TASK DESCRIPTION -
Since pictures are not wanted, repeat only the text of the records, word for word.

Start of DATA SHOWN

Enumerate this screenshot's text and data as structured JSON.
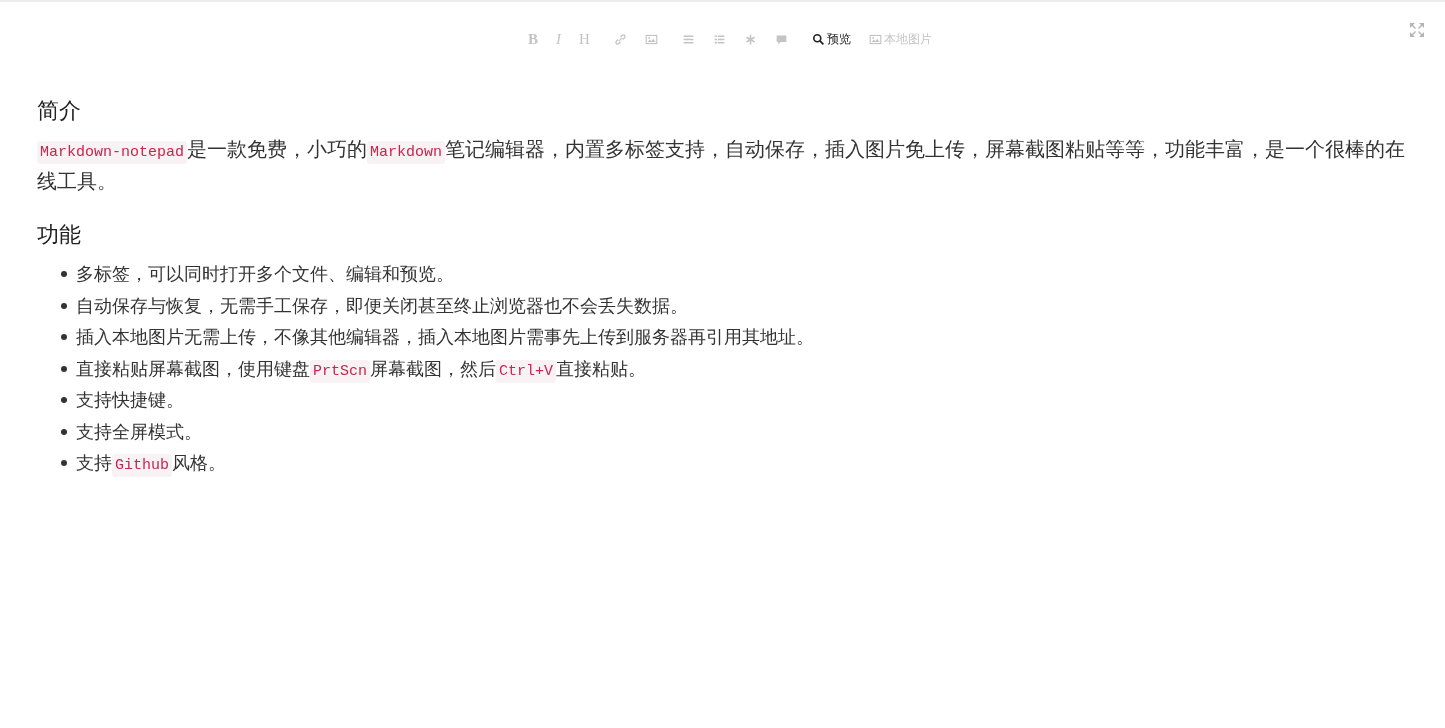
{
  "toolbar": [
    {
      "kind": "bold",
      "glyph": "B",
      "disabled": true
    },
    {
      "kind": "italic",
      "glyph": "I",
      "disabled": true
    },
    {
      "kind": "heading",
      "glyph": "H",
      "disabled": true
    },
    {
      "kind": "link",
      "disabled": true
    },
    {
      "kind": "image",
      "disabled": true
    },
    {
      "kind": "numbered",
      "disabled": true
    },
    {
      "kind": "bulleted",
      "disabled": true
    },
    {
      "kind": "asterisk",
      "disabled": true
    },
    {
      "kind": "comment",
      "disabled": true
    },
    {
      "kind": "preview",
      "label": "预览",
      "disabled": false
    },
    {
      "kind": "picture",
      "label": "本地图片",
      "disabled": true
    }
  ],
  "document": [
    {
      "kind": "heading",
      "text": "简介"
    },
    {
      "kind": "paragraph",
      "segments": [
        {
          "kind": "code",
          "text": "Markdown-notepad"
        },
        {
          "kind": "text",
          "text": "是一款免费，小巧的"
        },
        {
          "kind": "code",
          "text": "Markdown"
        },
        {
          "kind": "text",
          "text": "笔记编辑器，内置多标签支持，自动保存，插入图片免上传，屏幕截图粘贴等等，功能丰富，是一个很棒的在线工具。"
        }
      ]
    },
    {
      "kind": "heading",
      "text": "功能"
    },
    {
      "kind": "list",
      "items": [
        [
          {
            "kind": "text",
            "text": "多标签，可以同时打开多个文件、编辑和预览。"
          }
        ],
        [
          {
            "kind": "text",
            "text": "自动保存与恢复，无需手工保存，即便关闭甚至终止浏览器也不会丢失数据。"
          }
        ],
        [
          {
            "kind": "text",
            "text": "插入本地图片无需上传，不像其他编辑器，插入本地图片需事先上传到服务器再引用其地址。"
          }
        ],
        [
          {
            "kind": "text",
            "text": "直接粘贴屏幕截图，使用键盘"
          },
          {
            "kind": "code",
            "text": "PrtScn"
          },
          {
            "kind": "text",
            "text": "屏幕截图，然后"
          },
          {
            "kind": "code",
            "text": "Ctrl+V"
          },
          {
            "kind": "text",
            "text": "直接粘贴。"
          }
        ],
        [
          {
            "kind": "text",
            "text": "支持快捷键。"
          }
        ],
        [
          {
            "kind": "text",
            "text": "支持全屏模式。"
          }
        ],
        [
          {
            "kind": "text",
            "text": "支持"
          },
          {
            "kind": "code",
            "text": "Github"
          },
          {
            "kind": "text",
            "text": "风格。"
          }
        ]
      ]
    }
  ]
}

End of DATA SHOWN

OUTPUT -
Enumerate this screenshot's text and data as structured JSON.
{
  "toolbar": [
    {
      "kind": "bold",
      "glyph": "B",
      "disabled": true
    },
    {
      "kind": "italic",
      "glyph": "I",
      "disabled": true
    },
    {
      "kind": "heading",
      "glyph": "H",
      "disabled": true
    },
    {
      "kind": "link",
      "disabled": true
    },
    {
      "kind": "image",
      "disabled": true
    },
    {
      "kind": "numbered",
      "disabled": true
    },
    {
      "kind": "bulleted",
      "disabled": true
    },
    {
      "kind": "asterisk",
      "disabled": true
    },
    {
      "kind": "comment",
      "disabled": true
    },
    {
      "kind": "preview",
      "label": "预览",
      "disabled": false
    },
    {
      "kind": "picture",
      "label": "本地图片",
      "disabled": true
    }
  ],
  "document": [
    {
      "kind": "heading",
      "text": "简介"
    },
    {
      "kind": "paragraph",
      "segments": [
        {
          "kind": "code",
          "text": "Markdown-notepad"
        },
        {
          "kind": "text",
          "text": "是一款免费，小巧的"
        },
        {
          "kind": "code",
          "text": "Markdown"
        },
        {
          "kind": "text",
          "text": "笔记编辑器，内置多标签支持，自动保存，插入图片免上传，屏幕截图粘贴等等，功能丰富，是一个很棒的在线工具。"
        }
      ]
    },
    {
      "kind": "heading",
      "text": "功能"
    },
    {
      "kind": "list",
      "items": [
        [
          {
            "kind": "text",
            "text": "多标签，可以同时打开多个文件、编辑和预览。"
          }
        ],
        [
          {
            "kind": "text",
            "text": "自动保存与恢复，无需手工保存，即便关闭甚至终止浏览器也不会丢失数据。"
          }
        ],
        [
          {
            "kind": "text",
            "text": "插入本地图片无需上传，不像其他编辑器，插入本地图片需事先上传到服务器再引用其地址。"
          }
        ],
        [
          {
            "kind": "text",
            "text": "直接粘贴屏幕截图，使用键盘"
          },
          {
            "kind": "code",
            "text": "PrtScn"
          },
          {
            "kind": "text",
            "text": "屏幕截图，然后"
          },
          {
            "kind": "code",
            "text": "Ctrl+V"
          },
          {
            "kind": "text",
            "text": "直接粘贴。"
          }
        ],
        [
          {
            "kind": "text",
            "text": "支持快捷键。"
          }
        ],
        [
          {
            "kind": "text",
            "text": "支持全屏模式。"
          }
        ],
        [
          {
            "kind": "text",
            "text": "支持"
          },
          {
            "kind": "code",
            "text": "Github"
          },
          {
            "kind": "text",
            "text": "风格。"
          }
        ]
      ]
    }
  ]
}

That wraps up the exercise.